» Extracted information:
★ ★ ★ ★ ★
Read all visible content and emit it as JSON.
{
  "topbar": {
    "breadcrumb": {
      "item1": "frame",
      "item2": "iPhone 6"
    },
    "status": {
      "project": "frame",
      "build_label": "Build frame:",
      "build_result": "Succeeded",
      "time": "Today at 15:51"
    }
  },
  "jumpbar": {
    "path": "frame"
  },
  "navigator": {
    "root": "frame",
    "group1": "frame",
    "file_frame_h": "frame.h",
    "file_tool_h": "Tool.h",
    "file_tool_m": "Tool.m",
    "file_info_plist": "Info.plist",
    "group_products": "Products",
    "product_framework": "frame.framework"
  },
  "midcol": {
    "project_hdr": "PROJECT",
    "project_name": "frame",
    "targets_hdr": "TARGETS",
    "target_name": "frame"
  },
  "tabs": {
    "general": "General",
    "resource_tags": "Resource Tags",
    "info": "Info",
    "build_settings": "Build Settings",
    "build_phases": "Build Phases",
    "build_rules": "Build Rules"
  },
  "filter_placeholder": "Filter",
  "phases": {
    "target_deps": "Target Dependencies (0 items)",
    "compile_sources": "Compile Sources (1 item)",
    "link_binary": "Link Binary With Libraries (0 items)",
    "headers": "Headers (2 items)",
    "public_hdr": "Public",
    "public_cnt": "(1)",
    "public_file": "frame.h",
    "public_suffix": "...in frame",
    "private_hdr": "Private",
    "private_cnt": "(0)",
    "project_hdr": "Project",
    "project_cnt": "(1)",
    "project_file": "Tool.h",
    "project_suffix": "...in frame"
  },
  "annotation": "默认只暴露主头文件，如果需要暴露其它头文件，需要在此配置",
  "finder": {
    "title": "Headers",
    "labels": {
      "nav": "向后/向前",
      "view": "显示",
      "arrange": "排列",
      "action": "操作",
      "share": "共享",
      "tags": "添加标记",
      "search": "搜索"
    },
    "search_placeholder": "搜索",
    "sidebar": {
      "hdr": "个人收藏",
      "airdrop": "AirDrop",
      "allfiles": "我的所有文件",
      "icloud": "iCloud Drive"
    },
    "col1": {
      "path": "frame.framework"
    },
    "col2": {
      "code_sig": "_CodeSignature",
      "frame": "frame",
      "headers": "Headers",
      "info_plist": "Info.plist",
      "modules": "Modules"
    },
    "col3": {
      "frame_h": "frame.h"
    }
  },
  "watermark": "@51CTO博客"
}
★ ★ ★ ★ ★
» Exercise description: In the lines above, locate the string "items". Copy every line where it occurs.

» Your response:
    "target_deps": "Target Dependencies (0 items)",
    "link_binary": "Link Binary With Libraries (0 items)",
    "headers": "Headers (2 items)",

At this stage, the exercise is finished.